4:30 pm Autograph Session

Saturday, September 1st
9:00 am World Building Workshop
1:30 pm Moral Ambiguity in SF

Sunday, September 2nd
10:30 am Committing Series
1:00 pm Reading
3:00 pm Stalking the Elusive Story Idea
TBA Hugo Awards Ceremony

I’m already setting some business meetings and some social commitments. If you’d like catch up to me, please email me privately. Otherwise, I’ll try to be available in whatever bar turns out to be the writerly hangout, as well as the evening pro parties.

[conventions] Cascade Writers, Day 3

Yesterday was the third day of Cascade Writers. A nice morning’s walk, another long critique session, a lunchtime pizza-and-cake birthday party for the Scholes twins, then some writing time on Other Me and an afternoon of one-on-ones with the attendees in my critique session. I bugged out yesterday evening for a while with Amanda Clark to attend a friend’s birthday party, then came back to close out the evening in the Applebee’s bar across the parking lot, where I was apparently neither as mouthy nor as flirty as advertised.

One does so hate to disappoint.

Another short round of critique and discussion this morning, then a group lunch of an unspecified nature, then I am out of here. [info]the_child comes home this afternoon from her latest 100% parent-free out of town adventure, and I haven’t really seen her since last Monday, so that will be good.

Plus more writing, of course.

[conventions] Cascade Writers, Day 2

We just had the second day of Cascade Writers. I worked a full day of Day Jobbery (beginning Quite Early), got a bit of editing in on Other Me, then spent the balance of the afternoon in a long critique session covering four of the seven stories in my teaching section. After that, we had a quick group photo, then [info]casacorona and I caught dinner. I eventually wound up chilling in the lobby with a handful of folks.

In other words, a very busy day.

Up a bit before 5 am today for an hour’s walk, breakfast shortly with Amanda Clark, then a morning of critique, followed by an afternoon of professional one-on-ones, with a Scholes twins birthday part in the nmiddle.
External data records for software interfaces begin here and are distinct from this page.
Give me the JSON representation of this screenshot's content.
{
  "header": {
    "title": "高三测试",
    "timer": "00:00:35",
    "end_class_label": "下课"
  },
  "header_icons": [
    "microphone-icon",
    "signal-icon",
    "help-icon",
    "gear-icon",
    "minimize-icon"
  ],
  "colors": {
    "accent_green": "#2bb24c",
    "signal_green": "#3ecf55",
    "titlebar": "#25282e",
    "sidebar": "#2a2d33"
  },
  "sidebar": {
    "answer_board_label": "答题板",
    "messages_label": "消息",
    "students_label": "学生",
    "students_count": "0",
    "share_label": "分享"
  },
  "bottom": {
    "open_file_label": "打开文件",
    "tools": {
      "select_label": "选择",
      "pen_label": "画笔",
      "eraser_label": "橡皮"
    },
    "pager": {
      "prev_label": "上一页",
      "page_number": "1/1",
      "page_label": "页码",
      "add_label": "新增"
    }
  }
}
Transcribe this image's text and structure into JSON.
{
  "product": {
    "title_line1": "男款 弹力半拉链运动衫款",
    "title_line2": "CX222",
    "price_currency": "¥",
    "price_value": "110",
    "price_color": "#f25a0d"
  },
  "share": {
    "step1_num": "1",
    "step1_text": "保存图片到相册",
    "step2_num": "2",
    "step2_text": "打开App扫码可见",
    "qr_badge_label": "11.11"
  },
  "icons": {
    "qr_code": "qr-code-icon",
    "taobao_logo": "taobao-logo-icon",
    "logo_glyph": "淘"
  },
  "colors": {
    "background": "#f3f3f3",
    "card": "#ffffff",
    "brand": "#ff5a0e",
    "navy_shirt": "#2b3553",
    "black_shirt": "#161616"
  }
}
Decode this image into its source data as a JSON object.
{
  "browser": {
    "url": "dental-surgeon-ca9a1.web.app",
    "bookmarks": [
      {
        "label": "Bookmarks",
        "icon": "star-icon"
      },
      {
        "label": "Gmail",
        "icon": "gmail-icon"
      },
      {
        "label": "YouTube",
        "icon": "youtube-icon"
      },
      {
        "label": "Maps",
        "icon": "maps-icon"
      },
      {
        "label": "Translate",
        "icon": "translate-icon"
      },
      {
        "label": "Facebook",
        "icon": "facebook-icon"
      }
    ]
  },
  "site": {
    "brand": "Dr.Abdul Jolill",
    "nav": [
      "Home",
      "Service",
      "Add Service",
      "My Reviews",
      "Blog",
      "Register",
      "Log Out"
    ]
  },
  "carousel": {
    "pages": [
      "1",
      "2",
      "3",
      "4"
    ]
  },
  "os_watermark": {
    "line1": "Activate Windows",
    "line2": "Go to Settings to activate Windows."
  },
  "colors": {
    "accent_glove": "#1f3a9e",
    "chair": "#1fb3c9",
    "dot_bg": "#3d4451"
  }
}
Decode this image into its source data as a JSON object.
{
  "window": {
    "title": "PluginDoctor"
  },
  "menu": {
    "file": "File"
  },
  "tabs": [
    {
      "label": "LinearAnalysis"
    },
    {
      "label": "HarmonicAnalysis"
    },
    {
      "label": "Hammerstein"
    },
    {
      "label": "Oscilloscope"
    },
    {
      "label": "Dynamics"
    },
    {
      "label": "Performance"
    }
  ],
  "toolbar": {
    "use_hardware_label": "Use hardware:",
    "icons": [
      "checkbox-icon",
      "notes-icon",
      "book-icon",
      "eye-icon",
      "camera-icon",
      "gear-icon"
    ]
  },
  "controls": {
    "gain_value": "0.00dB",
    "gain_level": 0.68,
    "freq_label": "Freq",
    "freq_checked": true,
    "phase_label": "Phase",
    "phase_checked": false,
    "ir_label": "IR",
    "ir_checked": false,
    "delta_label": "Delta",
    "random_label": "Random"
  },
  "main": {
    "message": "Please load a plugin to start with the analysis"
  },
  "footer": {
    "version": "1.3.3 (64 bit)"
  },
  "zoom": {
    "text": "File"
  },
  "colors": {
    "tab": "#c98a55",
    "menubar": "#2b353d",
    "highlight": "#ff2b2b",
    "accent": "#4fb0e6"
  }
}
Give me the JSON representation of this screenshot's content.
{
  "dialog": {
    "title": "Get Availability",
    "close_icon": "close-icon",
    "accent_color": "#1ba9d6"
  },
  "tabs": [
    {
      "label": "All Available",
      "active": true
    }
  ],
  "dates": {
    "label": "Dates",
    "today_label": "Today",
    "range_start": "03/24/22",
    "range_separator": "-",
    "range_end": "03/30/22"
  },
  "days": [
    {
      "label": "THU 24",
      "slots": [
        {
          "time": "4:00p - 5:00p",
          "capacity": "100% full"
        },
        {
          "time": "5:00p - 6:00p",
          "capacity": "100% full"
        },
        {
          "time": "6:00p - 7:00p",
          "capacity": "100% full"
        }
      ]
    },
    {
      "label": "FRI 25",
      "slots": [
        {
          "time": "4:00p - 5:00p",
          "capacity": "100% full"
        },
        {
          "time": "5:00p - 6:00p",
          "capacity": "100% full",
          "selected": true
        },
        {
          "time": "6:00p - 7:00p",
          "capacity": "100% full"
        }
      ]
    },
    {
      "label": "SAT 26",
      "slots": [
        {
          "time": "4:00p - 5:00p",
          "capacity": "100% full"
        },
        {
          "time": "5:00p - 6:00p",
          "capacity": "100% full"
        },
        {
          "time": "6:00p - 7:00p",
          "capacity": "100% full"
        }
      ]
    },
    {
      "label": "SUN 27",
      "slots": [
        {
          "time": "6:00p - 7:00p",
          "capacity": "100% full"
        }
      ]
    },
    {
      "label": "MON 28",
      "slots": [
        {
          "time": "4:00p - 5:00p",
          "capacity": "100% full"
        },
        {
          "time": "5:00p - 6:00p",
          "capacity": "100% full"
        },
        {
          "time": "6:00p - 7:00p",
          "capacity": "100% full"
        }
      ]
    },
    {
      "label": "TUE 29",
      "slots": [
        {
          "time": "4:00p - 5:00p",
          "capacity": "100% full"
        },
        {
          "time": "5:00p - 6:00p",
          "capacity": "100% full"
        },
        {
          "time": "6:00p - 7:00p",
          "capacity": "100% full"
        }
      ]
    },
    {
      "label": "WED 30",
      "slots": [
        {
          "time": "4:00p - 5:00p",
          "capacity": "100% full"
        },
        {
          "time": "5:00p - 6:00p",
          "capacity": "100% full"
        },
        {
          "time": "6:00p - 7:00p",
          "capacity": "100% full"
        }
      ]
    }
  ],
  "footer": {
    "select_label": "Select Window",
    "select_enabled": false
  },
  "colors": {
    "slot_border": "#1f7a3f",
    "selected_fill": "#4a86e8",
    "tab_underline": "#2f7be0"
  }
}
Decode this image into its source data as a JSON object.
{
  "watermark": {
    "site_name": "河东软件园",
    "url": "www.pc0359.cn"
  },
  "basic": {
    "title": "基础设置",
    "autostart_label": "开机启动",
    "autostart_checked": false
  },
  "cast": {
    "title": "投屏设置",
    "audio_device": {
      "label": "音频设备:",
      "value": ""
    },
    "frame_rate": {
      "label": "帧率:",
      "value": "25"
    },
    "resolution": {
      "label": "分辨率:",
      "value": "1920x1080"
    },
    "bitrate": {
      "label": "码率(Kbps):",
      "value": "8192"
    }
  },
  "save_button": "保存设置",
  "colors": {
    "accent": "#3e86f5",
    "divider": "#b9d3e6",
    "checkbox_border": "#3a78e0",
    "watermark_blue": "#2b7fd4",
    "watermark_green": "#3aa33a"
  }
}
In other words, another very busy day.

I wouldn’t have it any other way.